(Records for this task)

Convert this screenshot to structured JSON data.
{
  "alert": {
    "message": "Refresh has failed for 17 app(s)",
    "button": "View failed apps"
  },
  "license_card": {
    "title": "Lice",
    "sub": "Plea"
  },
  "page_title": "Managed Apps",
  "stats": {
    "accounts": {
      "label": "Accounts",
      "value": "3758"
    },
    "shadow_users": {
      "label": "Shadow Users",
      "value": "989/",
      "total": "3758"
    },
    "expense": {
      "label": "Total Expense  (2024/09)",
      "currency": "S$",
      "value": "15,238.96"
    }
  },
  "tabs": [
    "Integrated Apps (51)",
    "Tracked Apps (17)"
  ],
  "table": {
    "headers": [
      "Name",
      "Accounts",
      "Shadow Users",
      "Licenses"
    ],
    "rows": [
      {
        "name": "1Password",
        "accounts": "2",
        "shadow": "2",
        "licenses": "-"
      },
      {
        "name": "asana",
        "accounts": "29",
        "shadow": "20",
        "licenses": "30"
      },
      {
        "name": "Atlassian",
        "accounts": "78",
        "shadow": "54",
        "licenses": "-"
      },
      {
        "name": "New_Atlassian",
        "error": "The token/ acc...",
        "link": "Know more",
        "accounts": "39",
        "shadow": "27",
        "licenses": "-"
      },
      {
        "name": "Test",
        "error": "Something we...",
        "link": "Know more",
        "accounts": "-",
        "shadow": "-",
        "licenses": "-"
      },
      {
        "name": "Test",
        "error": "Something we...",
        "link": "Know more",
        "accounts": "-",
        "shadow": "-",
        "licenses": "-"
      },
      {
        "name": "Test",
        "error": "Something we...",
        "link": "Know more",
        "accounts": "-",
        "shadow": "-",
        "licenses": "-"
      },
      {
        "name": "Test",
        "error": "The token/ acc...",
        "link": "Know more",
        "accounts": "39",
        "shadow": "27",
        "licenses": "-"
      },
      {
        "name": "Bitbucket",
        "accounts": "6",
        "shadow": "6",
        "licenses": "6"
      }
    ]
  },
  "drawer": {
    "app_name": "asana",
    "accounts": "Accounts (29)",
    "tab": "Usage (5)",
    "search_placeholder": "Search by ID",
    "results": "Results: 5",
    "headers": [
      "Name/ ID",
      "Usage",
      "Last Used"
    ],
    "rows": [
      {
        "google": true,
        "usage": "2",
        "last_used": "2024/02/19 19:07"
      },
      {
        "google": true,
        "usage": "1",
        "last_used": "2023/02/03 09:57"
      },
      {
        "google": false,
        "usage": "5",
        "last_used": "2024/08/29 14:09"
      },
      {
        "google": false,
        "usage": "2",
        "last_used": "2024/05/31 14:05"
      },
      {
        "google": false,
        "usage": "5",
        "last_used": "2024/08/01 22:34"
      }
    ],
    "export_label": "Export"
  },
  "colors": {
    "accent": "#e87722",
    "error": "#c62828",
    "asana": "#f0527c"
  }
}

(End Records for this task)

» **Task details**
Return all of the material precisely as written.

» **Exercise result**
Convert this screenshot to structured JSON data.
{
  "alert": {
    "message": "Refresh has failed for 17 app(s)",
    "button": "View failed apps"
  },
  "license_card": {
    "title": "Lice",
    "sub": "Plea"
  },
  "page_title": "Managed Apps",
  "stats": {
    "accounts": {
      "label": "Accounts",
      "value": "3758"
    },
    "shadow_users": {
      "label": "Shadow Users",
      "value": "989/",
      "total": "3758"
    },
    "expense": {
      "label": "Total Expense  (2024/09)",
      "currency": "S$",
      "value": "15,238.96"
    }
  },
  "tabs": [
    "Integrated Apps (51)",
    "Tracked Apps (17)"
  ],
  "table": {
    "headers": [
      "Name",
      "Accounts",
      "Shadow Users",
      "Licenses"
    ],
    "rows": [
      {
        "name": "1Password",
        "accounts": "2",
        "shadow": "2",
        "licenses": "-"
      },
      {
        "name": "asana",
        "accounts": "29",
        "shadow": "20",
        "licenses": "30"
      },
      {
        "name": "Atlassian",
        "accounts": "78",
        "shadow": "54",
        "licenses": "-"
      },
      {
        "name": "New_Atlassian",
        "error": "The token/ acc...",
        "link": "Know more",
        "accounts": "39",
        "shadow": "27",
        "licenses": "-"
      },
      {
        "name": "Test",
        "error": "Something we...",
        "link": "Know more",
        "accounts": "-",
        "shadow": "-",
        "licenses": "-"
      },
      {
        "name": "Test",
        "error": "Something we...",
        "link": "Know more",
        "accounts": "-",
        "shadow": "-",
        "licenses": "-"
      },
      {
        "name": "Test",
        "error": "Something we...",
        "link": "Know more",
        "accounts": "-",
        "shadow": "-",
        "licenses": "-"
      },
      {
        "name": "Test",
        "error": "The token/ acc...",
        "link": "Know more",
        "accounts": "39",
        "shadow": "27",
        "licenses": "-"
      },
      {
        "name": "Bitbucket",
        "accounts": "6",
        "shadow": "6",
        "licenses": "6"
      }
    ]
  },
  "drawer": {
    "app_name": "asana",
    "accounts": "Accounts (29)",
    "tab": "Usage (5)",
    "search_placeholder": "Search by ID",
    "results": "Results: 5",
    "headers": [
      "Name/ ID",
      "Usage",
      "Last Used"
    ],
    "rows": [
      {
        "google": true,
        "usage": "2",
        "last_used": "2024/02/19 19:07"
      },
      {
        "google": true,
        "usage": "1",
        "last_used": "2023/02/03 09:57"
      },
      {
        "google": false,
        "usage": "5",
        "last_used": "2024/08/29 14:09"
      },
      {
        "google": false,
        "usage": "2",
        "last_used": "2024/05/31 14:05"
      },
      {
        "google": false,
        "usage": "5",
        "last_used": "2024/08/01 22:34"
      }
    ],
    "export_label": "Export"
  },
  "colors": {
    "accent": "#e87722",
    "error": "#c62828",
    "asana": "#f0527c"
  }
}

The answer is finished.